(Component data from apps and pages)
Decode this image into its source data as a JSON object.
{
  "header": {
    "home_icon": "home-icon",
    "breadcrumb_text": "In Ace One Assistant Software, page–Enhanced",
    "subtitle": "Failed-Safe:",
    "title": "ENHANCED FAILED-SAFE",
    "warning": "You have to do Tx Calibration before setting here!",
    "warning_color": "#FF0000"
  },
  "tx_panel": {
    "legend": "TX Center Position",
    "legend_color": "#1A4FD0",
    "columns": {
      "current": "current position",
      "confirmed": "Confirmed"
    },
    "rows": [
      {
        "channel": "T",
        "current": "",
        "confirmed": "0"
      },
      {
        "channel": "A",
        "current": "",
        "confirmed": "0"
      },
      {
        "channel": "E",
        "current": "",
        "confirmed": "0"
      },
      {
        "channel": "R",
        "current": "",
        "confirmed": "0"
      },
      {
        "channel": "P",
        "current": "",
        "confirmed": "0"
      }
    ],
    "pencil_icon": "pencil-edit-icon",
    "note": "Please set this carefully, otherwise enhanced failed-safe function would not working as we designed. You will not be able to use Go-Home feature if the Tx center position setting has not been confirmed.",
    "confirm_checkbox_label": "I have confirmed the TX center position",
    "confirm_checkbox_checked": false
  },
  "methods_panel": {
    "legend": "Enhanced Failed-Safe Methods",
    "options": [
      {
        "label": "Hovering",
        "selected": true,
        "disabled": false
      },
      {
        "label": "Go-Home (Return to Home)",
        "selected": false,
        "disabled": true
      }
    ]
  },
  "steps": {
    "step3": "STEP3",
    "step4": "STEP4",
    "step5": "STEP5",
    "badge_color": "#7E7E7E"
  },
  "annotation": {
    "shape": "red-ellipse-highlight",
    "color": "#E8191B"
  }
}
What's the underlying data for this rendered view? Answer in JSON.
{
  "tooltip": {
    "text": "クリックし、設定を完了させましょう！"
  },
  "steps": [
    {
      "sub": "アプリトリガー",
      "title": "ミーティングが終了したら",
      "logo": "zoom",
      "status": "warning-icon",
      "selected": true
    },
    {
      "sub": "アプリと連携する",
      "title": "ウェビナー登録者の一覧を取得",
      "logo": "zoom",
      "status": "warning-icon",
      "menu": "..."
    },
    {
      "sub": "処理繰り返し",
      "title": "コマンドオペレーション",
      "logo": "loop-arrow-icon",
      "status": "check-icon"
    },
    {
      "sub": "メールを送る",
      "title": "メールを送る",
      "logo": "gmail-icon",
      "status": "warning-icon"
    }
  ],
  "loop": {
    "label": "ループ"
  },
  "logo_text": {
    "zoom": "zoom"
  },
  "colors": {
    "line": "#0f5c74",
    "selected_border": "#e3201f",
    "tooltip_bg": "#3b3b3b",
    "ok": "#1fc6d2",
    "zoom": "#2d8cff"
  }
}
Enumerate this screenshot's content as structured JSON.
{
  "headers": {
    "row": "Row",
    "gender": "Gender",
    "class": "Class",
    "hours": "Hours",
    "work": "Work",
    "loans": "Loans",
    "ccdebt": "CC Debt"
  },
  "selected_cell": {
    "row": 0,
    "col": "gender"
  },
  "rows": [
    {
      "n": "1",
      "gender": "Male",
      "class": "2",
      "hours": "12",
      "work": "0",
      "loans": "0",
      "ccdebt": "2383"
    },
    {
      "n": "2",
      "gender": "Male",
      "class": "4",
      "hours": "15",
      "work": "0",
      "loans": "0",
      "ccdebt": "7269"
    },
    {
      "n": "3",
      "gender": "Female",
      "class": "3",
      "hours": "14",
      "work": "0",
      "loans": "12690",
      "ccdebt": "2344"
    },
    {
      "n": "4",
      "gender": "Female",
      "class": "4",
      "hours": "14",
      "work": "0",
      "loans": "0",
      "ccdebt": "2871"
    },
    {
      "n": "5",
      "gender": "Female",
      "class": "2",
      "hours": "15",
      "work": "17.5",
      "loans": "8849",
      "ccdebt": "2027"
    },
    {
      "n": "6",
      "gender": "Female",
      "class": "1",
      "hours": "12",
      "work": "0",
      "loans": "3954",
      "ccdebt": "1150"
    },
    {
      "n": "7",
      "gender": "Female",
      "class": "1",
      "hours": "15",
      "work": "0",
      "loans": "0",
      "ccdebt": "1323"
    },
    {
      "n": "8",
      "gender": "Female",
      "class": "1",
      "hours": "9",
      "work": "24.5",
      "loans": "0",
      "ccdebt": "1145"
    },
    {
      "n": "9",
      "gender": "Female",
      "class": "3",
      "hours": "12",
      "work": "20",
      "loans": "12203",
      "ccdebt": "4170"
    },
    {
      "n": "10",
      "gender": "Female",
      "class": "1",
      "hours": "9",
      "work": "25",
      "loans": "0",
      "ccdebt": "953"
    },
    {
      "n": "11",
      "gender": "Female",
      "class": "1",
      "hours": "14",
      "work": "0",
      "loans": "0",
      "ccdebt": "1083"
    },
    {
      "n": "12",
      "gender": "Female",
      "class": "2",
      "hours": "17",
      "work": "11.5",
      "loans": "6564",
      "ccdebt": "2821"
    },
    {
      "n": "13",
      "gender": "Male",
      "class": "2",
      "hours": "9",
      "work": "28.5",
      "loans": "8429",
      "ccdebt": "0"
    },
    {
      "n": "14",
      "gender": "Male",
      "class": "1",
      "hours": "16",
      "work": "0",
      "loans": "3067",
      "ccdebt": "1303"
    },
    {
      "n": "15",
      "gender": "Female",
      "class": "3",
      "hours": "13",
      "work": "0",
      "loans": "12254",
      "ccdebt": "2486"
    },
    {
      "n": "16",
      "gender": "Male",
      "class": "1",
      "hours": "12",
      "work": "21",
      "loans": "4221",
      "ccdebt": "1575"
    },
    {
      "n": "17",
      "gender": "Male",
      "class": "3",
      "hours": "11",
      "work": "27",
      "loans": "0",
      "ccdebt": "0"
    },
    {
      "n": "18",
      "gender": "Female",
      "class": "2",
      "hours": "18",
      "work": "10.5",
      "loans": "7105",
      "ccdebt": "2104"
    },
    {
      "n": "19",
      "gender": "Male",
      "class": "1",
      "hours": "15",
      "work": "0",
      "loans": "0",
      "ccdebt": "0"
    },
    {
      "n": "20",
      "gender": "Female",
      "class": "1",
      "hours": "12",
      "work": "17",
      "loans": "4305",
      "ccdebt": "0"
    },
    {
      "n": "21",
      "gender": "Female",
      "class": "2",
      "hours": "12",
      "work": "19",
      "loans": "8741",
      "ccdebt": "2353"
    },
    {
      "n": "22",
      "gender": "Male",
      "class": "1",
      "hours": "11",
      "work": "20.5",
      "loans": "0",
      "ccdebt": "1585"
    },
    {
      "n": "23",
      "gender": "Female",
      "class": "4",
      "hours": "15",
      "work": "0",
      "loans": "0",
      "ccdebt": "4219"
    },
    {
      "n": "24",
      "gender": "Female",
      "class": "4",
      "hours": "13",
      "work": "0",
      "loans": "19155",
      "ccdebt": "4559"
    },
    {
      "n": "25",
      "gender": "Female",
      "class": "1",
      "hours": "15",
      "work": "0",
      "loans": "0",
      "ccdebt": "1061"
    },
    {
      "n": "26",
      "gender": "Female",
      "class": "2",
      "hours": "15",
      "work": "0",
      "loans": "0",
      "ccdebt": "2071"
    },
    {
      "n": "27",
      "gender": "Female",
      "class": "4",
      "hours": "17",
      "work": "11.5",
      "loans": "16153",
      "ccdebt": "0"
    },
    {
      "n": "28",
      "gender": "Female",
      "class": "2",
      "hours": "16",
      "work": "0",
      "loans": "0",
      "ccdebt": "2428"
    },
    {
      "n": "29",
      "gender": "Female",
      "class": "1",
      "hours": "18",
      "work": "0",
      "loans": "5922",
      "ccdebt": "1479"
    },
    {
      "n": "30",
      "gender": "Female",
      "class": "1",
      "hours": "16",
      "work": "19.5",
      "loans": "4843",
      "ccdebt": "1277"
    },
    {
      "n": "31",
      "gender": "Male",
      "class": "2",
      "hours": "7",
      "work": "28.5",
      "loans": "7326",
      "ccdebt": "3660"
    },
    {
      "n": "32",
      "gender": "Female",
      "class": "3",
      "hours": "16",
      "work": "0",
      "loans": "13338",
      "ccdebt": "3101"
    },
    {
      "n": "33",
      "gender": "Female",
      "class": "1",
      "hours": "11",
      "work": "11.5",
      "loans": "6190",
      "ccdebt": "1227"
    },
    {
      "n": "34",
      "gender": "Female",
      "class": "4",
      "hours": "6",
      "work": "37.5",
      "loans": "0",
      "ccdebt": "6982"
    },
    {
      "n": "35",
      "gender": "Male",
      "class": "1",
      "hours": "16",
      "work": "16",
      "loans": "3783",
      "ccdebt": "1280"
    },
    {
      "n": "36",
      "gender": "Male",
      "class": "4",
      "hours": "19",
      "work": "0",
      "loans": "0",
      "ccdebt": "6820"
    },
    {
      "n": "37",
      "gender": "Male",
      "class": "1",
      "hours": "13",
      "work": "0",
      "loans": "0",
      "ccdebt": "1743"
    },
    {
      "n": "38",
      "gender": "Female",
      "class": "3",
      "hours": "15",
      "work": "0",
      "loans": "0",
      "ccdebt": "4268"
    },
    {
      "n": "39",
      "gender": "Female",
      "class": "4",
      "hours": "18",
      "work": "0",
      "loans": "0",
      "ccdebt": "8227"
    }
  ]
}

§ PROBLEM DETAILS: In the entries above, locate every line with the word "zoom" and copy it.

§ TASK RESULT:
      "logo": "zoom",
      "logo": "zoom",
    "zoom": "zoom"
    "zoom": "#2d8cff"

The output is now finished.